=== THE DATA ===

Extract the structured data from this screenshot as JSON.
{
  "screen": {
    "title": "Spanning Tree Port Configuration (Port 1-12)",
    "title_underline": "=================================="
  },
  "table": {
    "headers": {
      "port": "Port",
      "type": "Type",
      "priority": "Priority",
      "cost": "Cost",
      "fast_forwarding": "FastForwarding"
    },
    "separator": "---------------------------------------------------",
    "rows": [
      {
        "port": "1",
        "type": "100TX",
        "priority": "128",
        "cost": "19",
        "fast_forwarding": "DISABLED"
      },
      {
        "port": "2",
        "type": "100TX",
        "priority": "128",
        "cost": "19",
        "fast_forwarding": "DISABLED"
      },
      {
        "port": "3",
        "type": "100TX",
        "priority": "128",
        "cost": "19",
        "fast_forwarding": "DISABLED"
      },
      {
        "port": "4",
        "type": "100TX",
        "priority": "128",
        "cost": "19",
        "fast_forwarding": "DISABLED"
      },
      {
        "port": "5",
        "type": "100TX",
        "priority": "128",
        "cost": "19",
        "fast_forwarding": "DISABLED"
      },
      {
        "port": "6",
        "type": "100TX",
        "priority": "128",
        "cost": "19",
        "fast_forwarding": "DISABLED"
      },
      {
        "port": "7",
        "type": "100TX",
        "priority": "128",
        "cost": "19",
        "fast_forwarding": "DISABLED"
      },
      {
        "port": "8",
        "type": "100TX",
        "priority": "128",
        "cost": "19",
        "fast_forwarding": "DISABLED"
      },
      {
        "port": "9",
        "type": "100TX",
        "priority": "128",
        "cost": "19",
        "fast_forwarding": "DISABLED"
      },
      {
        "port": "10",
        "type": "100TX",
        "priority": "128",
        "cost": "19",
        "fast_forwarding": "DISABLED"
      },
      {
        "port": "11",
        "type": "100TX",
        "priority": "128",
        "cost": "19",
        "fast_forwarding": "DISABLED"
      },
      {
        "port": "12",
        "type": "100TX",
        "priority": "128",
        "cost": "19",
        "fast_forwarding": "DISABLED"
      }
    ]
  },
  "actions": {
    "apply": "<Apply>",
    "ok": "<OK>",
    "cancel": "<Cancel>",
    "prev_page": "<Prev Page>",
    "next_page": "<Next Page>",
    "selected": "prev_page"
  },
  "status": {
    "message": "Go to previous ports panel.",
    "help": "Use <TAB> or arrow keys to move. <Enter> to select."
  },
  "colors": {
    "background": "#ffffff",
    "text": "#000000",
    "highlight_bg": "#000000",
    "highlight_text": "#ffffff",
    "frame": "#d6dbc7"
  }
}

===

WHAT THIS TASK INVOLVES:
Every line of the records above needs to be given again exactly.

YOUR RESPONSE:
Extract the structured data from this screenshot as JSON.
{
  "screen": {
    "title": "Spanning Tree Port Configuration (Port 1-12)",
    "title_underline": "=================================="
  },
  "table": {
    "headers": {
      "port": "Port",
      "type": "Type",
      "priority": "Priority",
      "cost": "Cost",
      "fast_forwarding": "FastForwarding"
    },
    "separator": "---------------------------------------------------",
    "rows": [
      {
        "port": "1",
        "type": "100TX",
        "priority": "128",
        "cost": "19",
        "fast_forwarding": "DISABLED"
      },
      {
        "port": "2",
        "type": "100TX",
        "priority": "128",
        "cost": "19",
        "fast_forwarding": "DISABLED"
      },
      {
        "port": "3",
        "type": "100TX",
        "priority": "128",
        "cost": "19",
        "fast_forwarding": "DISABLED"
      },
      {
        "port": "4",
        "type": "100TX",
        "priority": "128",
        "cost": "19",
        "fast_forwarding": "DISABLED"
      },
      {
        "port": "5",
        "type": "100TX",
        "priority": "128",
        "cost": "19",
        "fast_forwarding": "DISABLED"
      },
      {
        "port": "6",
        "type": "100TX",
        "priority": "128",
        "cost": "19",
        "fast_forwarding": "DISABLED"
      },
      {
        "port": "7",
        "type": "100TX",
        "priority": "128",
        "cost": "19",
        "fast_forwarding": "DISABLED"
      },
      {
        "port": "8",
        "type": "100TX",
        "priority": "128",
        "cost": "19",
        "fast_forwarding": "DISABLED"
      },
      {
        "port": "9",
        "type": "100TX",
        "priority": "128",
        "cost": "19",
        "fast_forwarding": "DISABLED"
      },
      {
        "port": "10",
        "type": "100TX",
        "priority": "128",
        "cost": "19",
        "fast_forwarding": "DISABLED"
      },
      {
        "port": "11",
        "type": "100TX",
        "priority": "128",
        "cost": "19",
        "fast_forwarding": "DISABLED"
      },
      {
        "port": "12",
        "type": "100TX",
        "priority": "128",
        "cost": "19",
        "fast_forwarding": "DISABLED"
      }
    ]
  },
  "actions": {
    "apply": "<Apply>",
    "ok": "<OK>",
    "cancel": "<Cancel>",
    "prev_page": "<Prev Page>",
    "next_page": "<Next Page>",
    "selected": "prev_page"
  },
  "status": {
    "message": "Go to previous ports panel.",
    "help": "Use <TAB> or arrow keys to move. <Enter> to select."
  },
  "colors": {
    "background": "#ffffff",
    "text": "#000000",
    "highlight_bg": "#000000",
    "highlight_text": "#ffffff",
    "frame": "#d6dbc7"
  }
}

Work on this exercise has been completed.